Everyone thinks their dog is a "good boy," I've read tales about Rainbow Bridge, an afterlife meadow where apparently pets that are loved wait for their owners, so they can cross into the next life together. It's a pleasant thought and I wouldn't take that from anyone. But too much fantasizing stunts emotional growth. It infantilizes us. And in doing so, it prevents us from really getting at the key issue here: life and death.
The sun has arisen about 5,000,000,000 over planet earth so far: do we get 1 to 36,500 sunrises and that's it? It's a lot and you can waste quite a few until one day before you know it you're down to two or three. And then you realize how precious is a drink of cool water, or a warm fire on a cold night, or on a clear night the honor of seeing the sky arrayed in stars, or even walking down the stairs without your knees aching. Then it's all precious and leads to wonder about God.
In our faith, not a lot is said about animals and pets. There was a donkey who gave a his rider a hard time. A few sheep by the shepherds. The whale, and the animals of Nineveh. And then Jesus says all life is counted and numbered and in the mind of God and He knows what happens to all. Even the sparrows. Even, thus, the dogs?
And so we have Patrick, the sick cocker spaniel, coming to the end of his sunrises. He is ready to go. Animals leave their pack when sick and go off to die, and that's what Patrick has been trying to do the last few nights — quietly die on the winter grass. He goes outside to sleep on the ground. I think that he must get some comfort there, because he keeps wanting to go outside and stay, no matter how late and no matter how low the temperature drops. So it's time.

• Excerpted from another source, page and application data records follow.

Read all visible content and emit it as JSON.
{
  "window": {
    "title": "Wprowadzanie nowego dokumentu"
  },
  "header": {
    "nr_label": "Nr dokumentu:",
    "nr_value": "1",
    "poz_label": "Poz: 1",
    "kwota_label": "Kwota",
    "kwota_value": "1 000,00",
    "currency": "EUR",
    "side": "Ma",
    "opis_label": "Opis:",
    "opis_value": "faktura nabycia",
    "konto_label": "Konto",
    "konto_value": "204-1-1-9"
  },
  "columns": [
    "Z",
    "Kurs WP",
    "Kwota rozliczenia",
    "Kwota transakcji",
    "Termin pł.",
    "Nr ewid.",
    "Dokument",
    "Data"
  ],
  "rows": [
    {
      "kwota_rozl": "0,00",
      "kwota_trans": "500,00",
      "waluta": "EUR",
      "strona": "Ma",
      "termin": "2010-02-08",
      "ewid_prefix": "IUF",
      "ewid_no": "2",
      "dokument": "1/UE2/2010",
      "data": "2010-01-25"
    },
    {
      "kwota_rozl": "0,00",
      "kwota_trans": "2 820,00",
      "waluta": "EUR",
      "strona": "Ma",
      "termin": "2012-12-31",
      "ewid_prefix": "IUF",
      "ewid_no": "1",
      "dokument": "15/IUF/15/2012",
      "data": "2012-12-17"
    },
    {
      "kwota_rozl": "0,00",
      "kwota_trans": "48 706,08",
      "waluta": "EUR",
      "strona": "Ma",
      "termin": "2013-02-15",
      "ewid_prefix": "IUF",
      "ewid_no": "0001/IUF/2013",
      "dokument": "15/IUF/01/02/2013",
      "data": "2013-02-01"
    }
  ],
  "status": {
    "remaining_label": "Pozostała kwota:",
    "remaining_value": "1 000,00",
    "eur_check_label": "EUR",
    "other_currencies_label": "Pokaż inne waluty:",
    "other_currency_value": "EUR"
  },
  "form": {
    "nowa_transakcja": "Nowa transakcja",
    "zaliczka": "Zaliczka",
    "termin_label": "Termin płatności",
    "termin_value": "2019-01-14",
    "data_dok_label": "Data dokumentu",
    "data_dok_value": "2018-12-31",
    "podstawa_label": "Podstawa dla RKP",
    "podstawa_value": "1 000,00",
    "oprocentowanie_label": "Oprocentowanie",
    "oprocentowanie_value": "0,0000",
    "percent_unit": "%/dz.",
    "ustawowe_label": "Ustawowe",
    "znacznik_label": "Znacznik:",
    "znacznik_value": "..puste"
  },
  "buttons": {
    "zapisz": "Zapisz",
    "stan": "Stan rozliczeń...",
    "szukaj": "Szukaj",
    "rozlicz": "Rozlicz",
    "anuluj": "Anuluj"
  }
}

As you might be able to tell, I don't know what to do except turn to faith at a time like this. God knows Patrick. God knows what will happen to Patrick. And God's plan for Patrick, whatever it is, will come to completion soon. We have assurance of God's love, of God's knowledge and of God's compassion. That is all we mortals, humans and cocker spaniels, get this side of paradise. That will have to be good enough for the time being, as we wait in joyful hope for Christ's return.
I'll write another post after Patrick goes. Pax.